(Data provided Opens)

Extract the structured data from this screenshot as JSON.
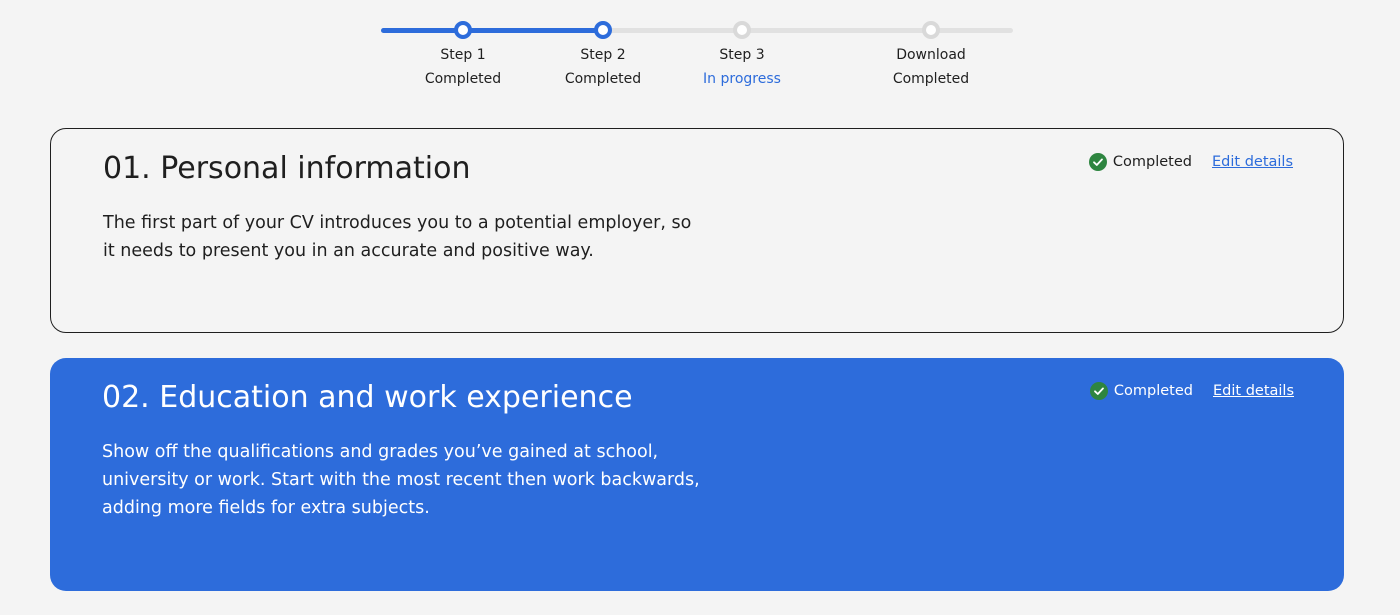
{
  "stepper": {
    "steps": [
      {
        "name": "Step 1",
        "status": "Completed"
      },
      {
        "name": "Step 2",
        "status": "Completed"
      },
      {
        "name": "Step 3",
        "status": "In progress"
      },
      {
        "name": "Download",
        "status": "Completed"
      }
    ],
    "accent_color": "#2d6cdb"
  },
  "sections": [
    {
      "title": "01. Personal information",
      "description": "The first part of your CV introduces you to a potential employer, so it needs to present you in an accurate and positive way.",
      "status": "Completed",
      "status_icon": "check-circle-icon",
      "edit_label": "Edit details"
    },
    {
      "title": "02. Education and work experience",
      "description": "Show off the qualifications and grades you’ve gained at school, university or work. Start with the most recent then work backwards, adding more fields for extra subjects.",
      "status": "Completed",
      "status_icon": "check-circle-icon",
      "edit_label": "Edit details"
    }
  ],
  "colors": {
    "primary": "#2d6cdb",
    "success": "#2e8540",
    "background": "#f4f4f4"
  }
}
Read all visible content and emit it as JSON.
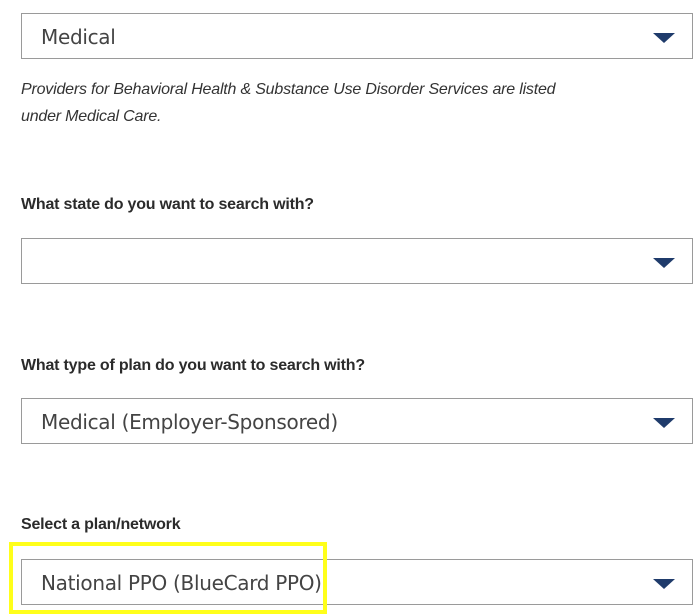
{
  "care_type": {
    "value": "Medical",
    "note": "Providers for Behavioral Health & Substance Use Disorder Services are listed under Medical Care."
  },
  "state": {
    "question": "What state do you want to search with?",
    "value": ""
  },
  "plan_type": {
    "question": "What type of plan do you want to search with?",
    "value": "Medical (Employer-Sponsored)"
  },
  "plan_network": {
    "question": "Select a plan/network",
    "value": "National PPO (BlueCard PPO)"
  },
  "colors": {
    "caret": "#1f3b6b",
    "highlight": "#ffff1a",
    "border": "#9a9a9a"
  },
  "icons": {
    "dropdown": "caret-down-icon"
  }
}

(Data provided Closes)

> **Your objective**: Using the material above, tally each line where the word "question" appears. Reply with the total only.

> **Result of the exercise**: 3